for explaining how annoying the model of “non-blocking only here, please” is.
The core idea is that in the asynchronous model we have to mentally note the
blocking nature of every function, and this affects where we can call it from.
Python took the plunge with asyncio, which is so complicated that many
Python luminaries admit they don’t understand it, and of course
it suffers from the “function color” problem as well, where any blocking call
can ruin your day. C++ seems to be going in a similar direction with the
coroutines proposal for C++20, but C++ has much less ability to hide magic from
users than Python, so I predict it will end up with a glorious soup of templates
that even fewer will be able to understand. The fundamental issue here is that
both Python and C++ try to solve this problem on a library level, when it really
needs a language runtime solution.
What Go does right
As you’ve probably guessed from this article’s title, this brings us to Go. I’m
happy to go on record claiming that Go is the mainstream language that gets
this really right. And it does so by relying on two key principles in its core
These two principles are implemented very well in Go, and in unison make
concurrent programming in it the best experience, by far, compared to other
popular programming languages today. The main reason for this is that they are
both implemented in the language runtime, rather than being delegated to
You can think of goroutines as threads, it’s a fairly good mental model. They

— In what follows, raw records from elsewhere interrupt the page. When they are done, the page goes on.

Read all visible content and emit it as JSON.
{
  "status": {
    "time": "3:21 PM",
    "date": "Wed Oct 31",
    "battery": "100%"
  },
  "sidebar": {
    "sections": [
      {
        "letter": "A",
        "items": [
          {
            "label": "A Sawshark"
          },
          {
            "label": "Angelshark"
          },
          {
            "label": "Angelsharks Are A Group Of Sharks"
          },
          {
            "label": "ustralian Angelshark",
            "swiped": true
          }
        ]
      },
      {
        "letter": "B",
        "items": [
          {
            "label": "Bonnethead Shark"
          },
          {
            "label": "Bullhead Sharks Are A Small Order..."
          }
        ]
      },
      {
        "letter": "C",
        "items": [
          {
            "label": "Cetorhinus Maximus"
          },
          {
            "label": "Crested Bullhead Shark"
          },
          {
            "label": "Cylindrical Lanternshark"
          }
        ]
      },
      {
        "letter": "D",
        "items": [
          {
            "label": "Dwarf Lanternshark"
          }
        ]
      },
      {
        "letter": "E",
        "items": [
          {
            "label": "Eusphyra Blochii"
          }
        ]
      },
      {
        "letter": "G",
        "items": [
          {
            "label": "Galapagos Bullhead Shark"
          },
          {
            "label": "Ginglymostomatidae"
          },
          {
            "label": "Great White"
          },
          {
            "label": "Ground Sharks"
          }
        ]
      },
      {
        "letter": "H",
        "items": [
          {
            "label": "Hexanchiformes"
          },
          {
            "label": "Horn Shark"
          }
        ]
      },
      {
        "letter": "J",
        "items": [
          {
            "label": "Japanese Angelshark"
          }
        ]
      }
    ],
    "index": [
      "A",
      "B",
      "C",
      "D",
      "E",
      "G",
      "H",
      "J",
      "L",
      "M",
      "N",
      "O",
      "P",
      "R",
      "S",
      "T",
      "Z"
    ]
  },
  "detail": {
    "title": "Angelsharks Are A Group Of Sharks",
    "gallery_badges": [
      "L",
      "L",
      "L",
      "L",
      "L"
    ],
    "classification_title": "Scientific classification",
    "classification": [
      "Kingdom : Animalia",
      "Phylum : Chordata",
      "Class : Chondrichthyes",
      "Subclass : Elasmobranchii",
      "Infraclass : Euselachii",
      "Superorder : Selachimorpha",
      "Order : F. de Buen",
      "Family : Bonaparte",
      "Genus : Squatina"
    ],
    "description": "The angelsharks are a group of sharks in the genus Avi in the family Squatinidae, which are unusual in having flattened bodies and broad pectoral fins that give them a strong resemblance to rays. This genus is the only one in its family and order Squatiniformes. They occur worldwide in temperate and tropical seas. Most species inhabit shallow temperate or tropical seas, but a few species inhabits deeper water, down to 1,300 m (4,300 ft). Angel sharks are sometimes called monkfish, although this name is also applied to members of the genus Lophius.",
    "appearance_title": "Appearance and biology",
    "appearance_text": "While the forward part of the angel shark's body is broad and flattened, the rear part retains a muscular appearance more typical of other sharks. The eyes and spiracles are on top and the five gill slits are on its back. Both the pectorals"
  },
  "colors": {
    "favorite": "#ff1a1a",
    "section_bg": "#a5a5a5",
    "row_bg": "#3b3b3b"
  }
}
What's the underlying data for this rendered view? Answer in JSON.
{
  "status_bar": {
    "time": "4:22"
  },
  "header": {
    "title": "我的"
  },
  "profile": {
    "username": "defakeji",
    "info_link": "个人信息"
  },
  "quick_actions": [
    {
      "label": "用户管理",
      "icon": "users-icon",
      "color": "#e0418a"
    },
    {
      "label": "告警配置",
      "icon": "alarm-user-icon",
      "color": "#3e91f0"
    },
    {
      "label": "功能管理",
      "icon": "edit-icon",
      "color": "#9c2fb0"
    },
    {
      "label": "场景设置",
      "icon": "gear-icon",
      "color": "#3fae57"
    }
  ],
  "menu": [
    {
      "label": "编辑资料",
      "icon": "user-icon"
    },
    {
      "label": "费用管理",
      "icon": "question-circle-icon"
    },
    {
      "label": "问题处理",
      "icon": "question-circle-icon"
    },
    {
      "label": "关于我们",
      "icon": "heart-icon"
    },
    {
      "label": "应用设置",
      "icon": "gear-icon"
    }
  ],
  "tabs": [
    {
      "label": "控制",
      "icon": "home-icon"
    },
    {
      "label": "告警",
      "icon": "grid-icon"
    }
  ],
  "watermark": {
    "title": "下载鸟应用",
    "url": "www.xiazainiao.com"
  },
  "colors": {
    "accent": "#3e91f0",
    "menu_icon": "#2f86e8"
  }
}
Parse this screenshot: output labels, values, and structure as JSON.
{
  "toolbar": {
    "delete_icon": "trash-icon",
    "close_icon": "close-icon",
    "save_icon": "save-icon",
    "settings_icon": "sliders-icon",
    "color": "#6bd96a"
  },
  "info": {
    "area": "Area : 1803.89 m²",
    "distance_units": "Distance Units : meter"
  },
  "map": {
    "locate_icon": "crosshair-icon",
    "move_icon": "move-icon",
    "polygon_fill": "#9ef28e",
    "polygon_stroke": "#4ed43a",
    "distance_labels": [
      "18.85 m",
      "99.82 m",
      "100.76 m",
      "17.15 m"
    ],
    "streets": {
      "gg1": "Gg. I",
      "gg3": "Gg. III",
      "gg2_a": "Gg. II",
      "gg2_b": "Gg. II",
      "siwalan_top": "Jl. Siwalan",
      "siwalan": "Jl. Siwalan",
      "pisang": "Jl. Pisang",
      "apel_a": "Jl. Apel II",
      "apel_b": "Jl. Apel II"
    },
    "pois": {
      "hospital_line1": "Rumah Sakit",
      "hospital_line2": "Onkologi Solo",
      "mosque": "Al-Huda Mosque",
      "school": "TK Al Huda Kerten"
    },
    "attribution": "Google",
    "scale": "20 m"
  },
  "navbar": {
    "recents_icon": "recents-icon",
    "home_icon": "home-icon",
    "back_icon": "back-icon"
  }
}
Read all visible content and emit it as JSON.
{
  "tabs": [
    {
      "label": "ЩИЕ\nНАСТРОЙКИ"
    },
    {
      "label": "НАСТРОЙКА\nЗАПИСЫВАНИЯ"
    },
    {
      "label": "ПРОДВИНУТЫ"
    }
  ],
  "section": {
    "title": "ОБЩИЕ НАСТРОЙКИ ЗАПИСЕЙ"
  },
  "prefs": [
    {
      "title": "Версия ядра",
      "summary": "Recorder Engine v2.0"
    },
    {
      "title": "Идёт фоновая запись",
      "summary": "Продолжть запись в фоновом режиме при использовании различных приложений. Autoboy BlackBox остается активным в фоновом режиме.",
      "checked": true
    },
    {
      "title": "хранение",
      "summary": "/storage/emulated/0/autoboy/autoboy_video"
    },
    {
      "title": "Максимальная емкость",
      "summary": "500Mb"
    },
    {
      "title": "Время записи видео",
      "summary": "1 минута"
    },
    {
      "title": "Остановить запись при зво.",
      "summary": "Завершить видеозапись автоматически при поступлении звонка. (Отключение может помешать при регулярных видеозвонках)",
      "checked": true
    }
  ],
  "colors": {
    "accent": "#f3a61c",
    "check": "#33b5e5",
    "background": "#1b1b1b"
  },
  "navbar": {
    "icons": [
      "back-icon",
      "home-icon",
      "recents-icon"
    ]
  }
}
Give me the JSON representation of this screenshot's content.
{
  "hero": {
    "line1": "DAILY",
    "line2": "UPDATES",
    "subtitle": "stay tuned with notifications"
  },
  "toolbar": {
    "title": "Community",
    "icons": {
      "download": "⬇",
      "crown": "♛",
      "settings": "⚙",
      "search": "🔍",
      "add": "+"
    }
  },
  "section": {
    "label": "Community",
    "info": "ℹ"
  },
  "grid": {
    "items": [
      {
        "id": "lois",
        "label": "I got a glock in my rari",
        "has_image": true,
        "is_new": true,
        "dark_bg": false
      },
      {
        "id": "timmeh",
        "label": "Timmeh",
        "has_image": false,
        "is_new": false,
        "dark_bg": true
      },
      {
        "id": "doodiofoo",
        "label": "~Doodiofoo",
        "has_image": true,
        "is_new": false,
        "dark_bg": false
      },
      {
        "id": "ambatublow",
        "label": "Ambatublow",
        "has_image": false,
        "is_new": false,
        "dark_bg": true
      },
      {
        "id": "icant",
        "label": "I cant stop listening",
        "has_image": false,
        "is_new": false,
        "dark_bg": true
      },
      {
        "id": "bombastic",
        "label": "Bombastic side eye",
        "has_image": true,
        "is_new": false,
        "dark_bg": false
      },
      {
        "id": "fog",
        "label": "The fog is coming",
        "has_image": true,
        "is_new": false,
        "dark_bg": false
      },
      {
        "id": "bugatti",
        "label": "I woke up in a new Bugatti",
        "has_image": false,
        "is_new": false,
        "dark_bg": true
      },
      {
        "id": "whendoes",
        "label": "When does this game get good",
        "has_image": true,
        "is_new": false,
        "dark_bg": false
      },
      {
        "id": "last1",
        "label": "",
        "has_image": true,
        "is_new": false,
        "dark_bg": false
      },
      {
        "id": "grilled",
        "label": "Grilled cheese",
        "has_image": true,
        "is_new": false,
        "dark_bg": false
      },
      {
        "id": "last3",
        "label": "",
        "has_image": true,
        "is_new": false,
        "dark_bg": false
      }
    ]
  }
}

are truly cheap threads – because the Go runtime implements launching them and
switching between them without deferring to the OS kernel. In a recent post
I’ve measured goroutine switching time to be ~170 ns on my machine, 10x faster
than thread switching time.
But it’s not just the switching time; goroutines also have small stacks that can
grow at run-time (something thread stacks cannot do), which is also carefully
tuned to be able to run millions of goroutines simultaneously.
There’s no magic here; consider this claim – if threads in C++ or JS or Python
were extremely lightweight and fast, we wouldn’t need async models. Well, this
is the case with Go. As Bob Nystrom says in his post – Go has eliminated the
distinction between synchronous and asynchronous code.
That’s not all, however. The second principle is critical too. The main
objections to threads are not just about performance, there’s also correctness
issues and complexity. Programming with threads is hard – it’s hard to synchronize
access to data structures without causing deadlocks; it’s hard to reason about
multiple threads accessing the same data, it’s hard to choose the right locking
And this is where Go’s sharing by communicating principle comes in. In
idiomatic Go programs you won’t see a lot of mutexes, condition variables and
critical areas protecting shared data. In fact, you probably won’t see much
locking at all. This is because Go encourages programmers to use channels
instead, and channels are built into the language, with awesome features like
select, and so on. Proper use of channels removes the need for more explicit
locking, is easier to write correctly, tune for performance, and debug.
Moreover, building these capabilities into the runtime, Go can implement great
tools like the race detector, which make concurrency
bugs easier to smoke out. It all just fits together so nicely! Obviously many
challenges of concurrent programming remain in Go – these are the essential
complexities of the problem that no language is likely to remove; Go does a
great job at removing the incidental complexities, though.
For these reasons, I believe Ryan Dahl – the creator of Node.js – is absolutely
right when he says:
[…] if you’re building a server, I can’t imagine using anything other than
Go. […] I think Node is not the best system to build a massive
server web. I would use Go for that. And honestly, that’s the reason why I
left Node. It was the realization that: oh, actually, this is not the best
server-side system ever.
Different languages are good for different things, which is why programmers
should have several sufficiently different languages in their arsenal.
If concurrency is central to your application, Go is the language to use.